Here’s another positive poll. In 2001 the Pew Research Center found that 57 percent of Americans opposed same-sex marriage and only 35 percent supported it. In 2022, a Pew poll found 61 percent of Americans said that the legalization of same-sex marriage is good for society.
Although we’ve come a long way, we recognize that the journey for same-sex marriage equality will continue to be marked with triumphs and tragedies; the future filled with uncertainty and hope. What we do know for certain is that there are many dedicated activists, allies, and groups that continue to aid in the reform for LGBTQIA+ rights who will do everything in their power to continue to fight until the final victory is won.
Jim Obergefell, activist and lead plaintiff in the Obergefell v. Hodges case, was imperative in obtaining the right to same-sex marriage. His fight now is to keep it.

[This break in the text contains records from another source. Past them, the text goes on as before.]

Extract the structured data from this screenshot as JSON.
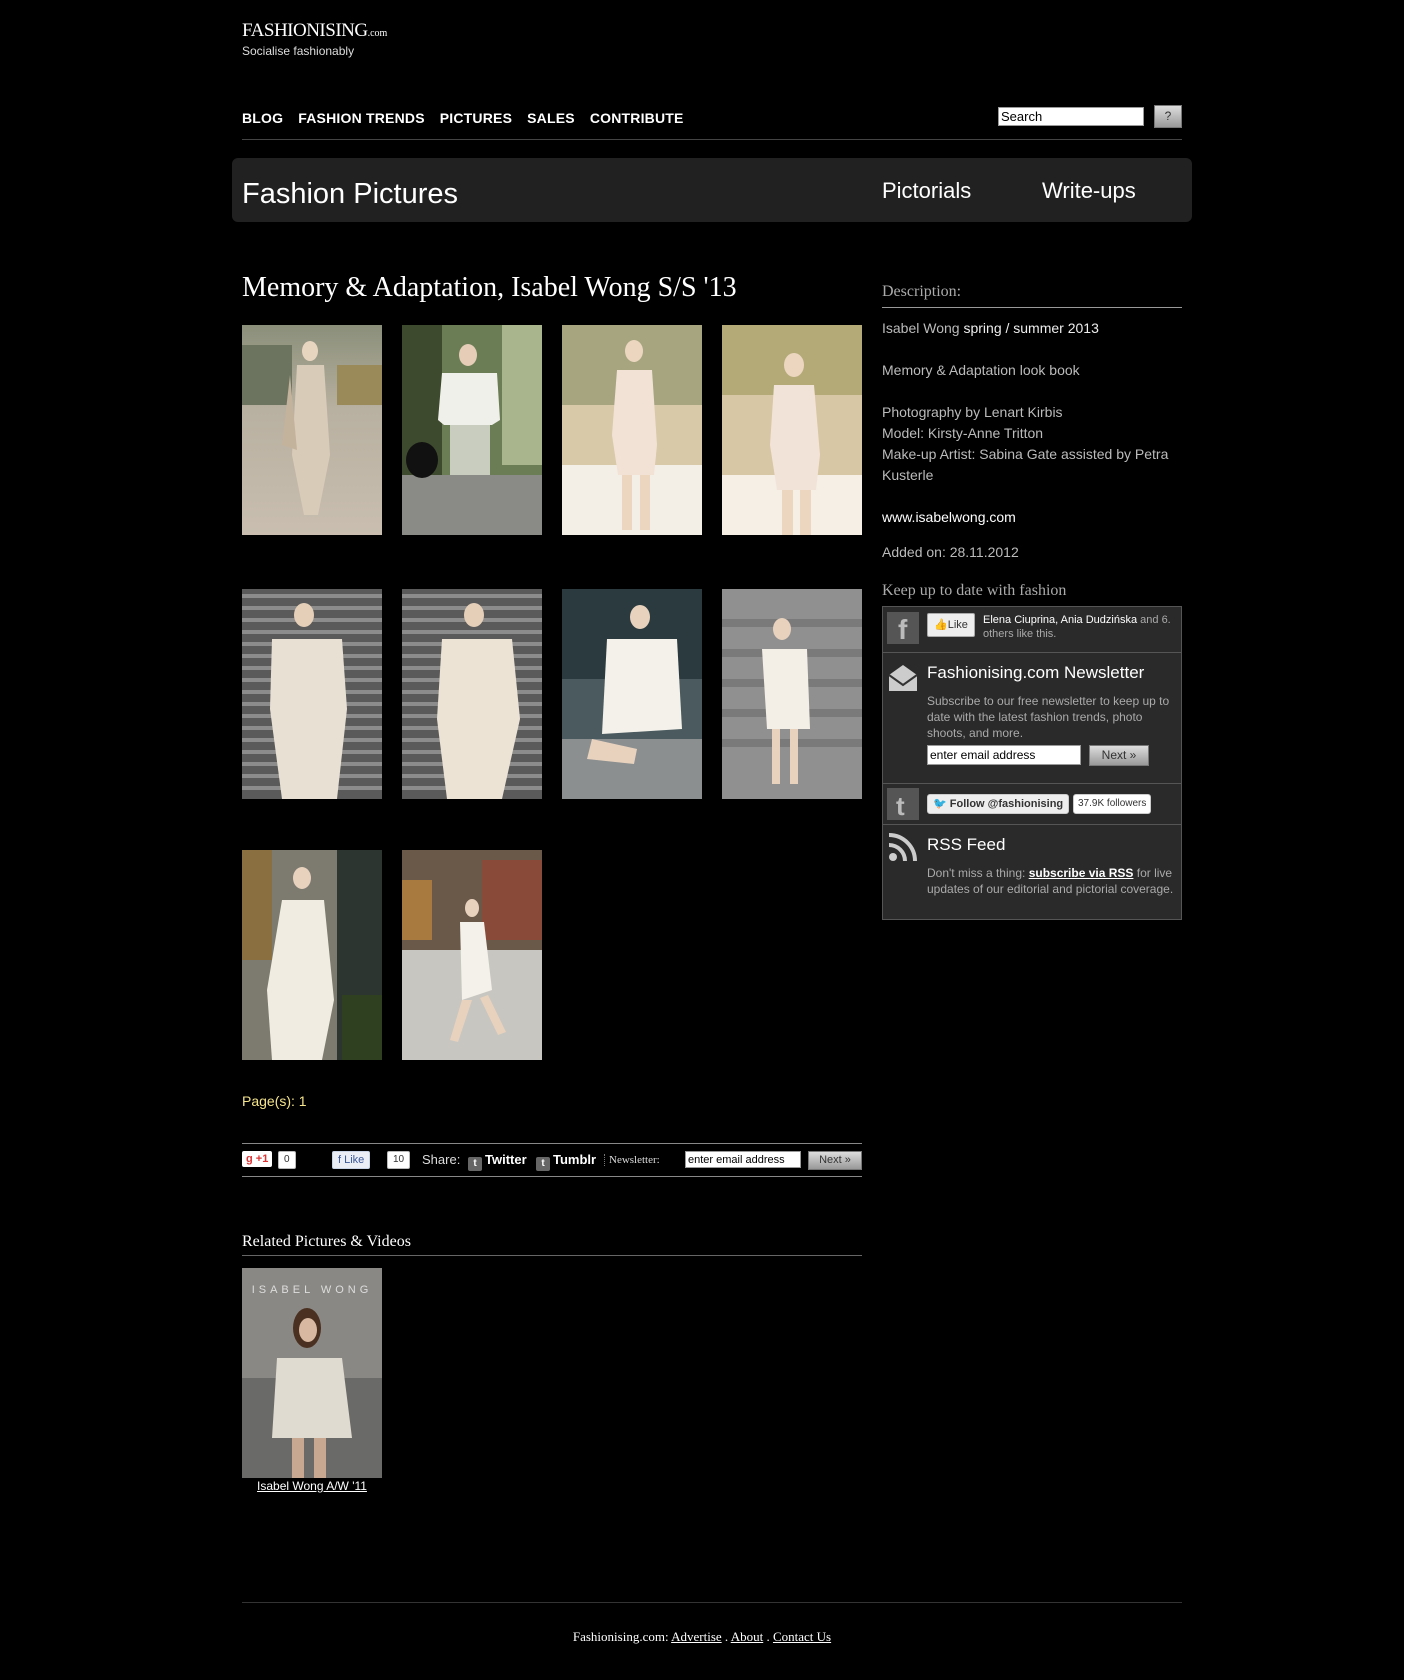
{
  "header": {
    "brand": "FASHIONISING",
    "brand_suffix": ".com",
    "tagline": "Socialise fashionably",
    "nav": [
      "BLOG",
      "FASHION TRENDS",
      "PICTURES",
      "SALES",
      "CONTRIBUTE"
    ],
    "search_value": "Search",
    "search_button": "?"
  },
  "banner": {
    "title": "Fashion Pictures",
    "links": [
      "Pictorials",
      "Write-ups"
    ]
  },
  "main": {
    "title": "Memory & Adaptation, Isabel Wong S/S '13",
    "photos_count": 10,
    "pages": "Page(s): 1"
  },
  "sharebar": {
    "gplus": "+1",
    "gplus_count": "0",
    "fb_like": "Like",
    "fb_count": "10",
    "share_label": "Share:",
    "twitter": "Twitter",
    "tumblr": "Tumblr",
    "newsletter_label": "Newsletter:",
    "email_placeholder": "enter email address",
    "next": "Next »"
  },
  "related": {
    "title": "Related Pictures & Videos",
    "items": [
      {
        "caption": "Isabel Wong A/W '11",
        "cover_text": "ISABEL WONG"
      }
    ]
  },
  "sidebar": {
    "description_label": "Description:",
    "line1_a": "Isabel Wong",
    "line1_b": "spring / summer 2013",
    "line2": "Memory & Adaptation look book",
    "line3": "Photography by Lenart Kirbis",
    "line4": "Model: Kirsty-Anne Tritton",
    "line5": "Make-up Artist: Sabina Gate assisted by Petra Kusterle",
    "website": "www.isabelwong.com",
    "added": "Added on: 28.11.2012",
    "keep_up": "Keep up to date with fashion",
    "fb_like_btn": "Like",
    "fb_names": "Elena Ciuprina, Ania Dudzińska",
    "fb_rest": "and 6.",
    "fb_rest2": "others like this.",
    "newsletter_title": "Fashionising.com Newsletter",
    "newsletter_text": "Subscribe to our free newsletter to keep up to date with the latest fashion trends, photo shoots, and more.",
    "newsletter_placeholder": "enter email address",
    "newsletter_next": "Next »",
    "twitter_follow": "Follow @fashionising",
    "twitter_followers": "37.9K followers",
    "rss_title": "RSS Feed",
    "rss_text_a": "Don't miss a thing:",
    "rss_link": "subscribe via RSS",
    "rss_text_b": "for live updates of our editorial and pictorial coverage."
  },
  "footer": {
    "site": "Fashionising.com:",
    "links": [
      "Advertise",
      "About",
      "Contact Us"
    ]
  }
}
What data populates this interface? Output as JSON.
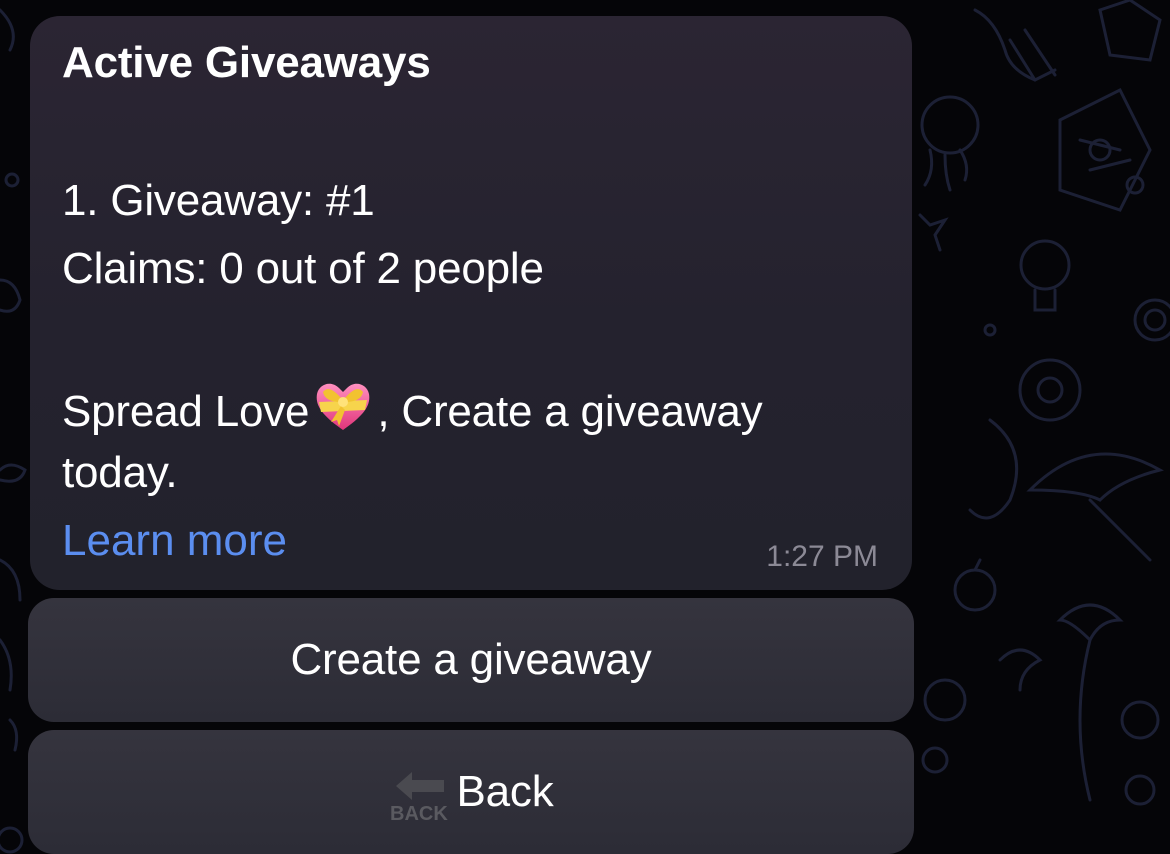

In an interview with Time Magazine, Obergefell was asked to give a message to young LGBTQ people who may be worried that the right to same-sex marriage is under threat. He shared, “It is okay to be afraid. In fact, if you are afraid, that means you’re paying attention. But just know I won’t stop. I won’t stop speaking out. I won’t stop protesting, I won’t stop doing everything in my power to make sure you have the right to marry the person you love. And I am not the only one. There are countless people like me who are out there fighting for this, and we’re not going to let it go. I might not know you, but I am fighting for you. I’m fighting for every queer kid out there, so that they can grow up in a world better than the one I grew up in.”
Walk through fire for you.
For now, U.S. Supreme Court rulings continue to keep same-sex rights vulnerable due to freedoms of speech, expression, and religion. Intolerance is still an unfortunate aspect of the lives of same-sex couples when all they want is to be treated as equals. To quote Justice Sotomayor, “LGBT people do not seek any special treatment. All they seek is to exist in public. To inhabit public spaces on the same terms and conditions as everyone else.”
Most of all, they want to be able to express their love to each other and share it with the world, not only just through marriage, but through everything that comes with a wedding – from the ceremony to the decorations to everything in between. As expressed by Obergefell in response to Justice Thomas’s discrimination of same-sex couples, “[He] makes it clear… that he does believe some of us are more equal than others – that some of us don’t deserve to commit to the person we love.”
Just let me adore you.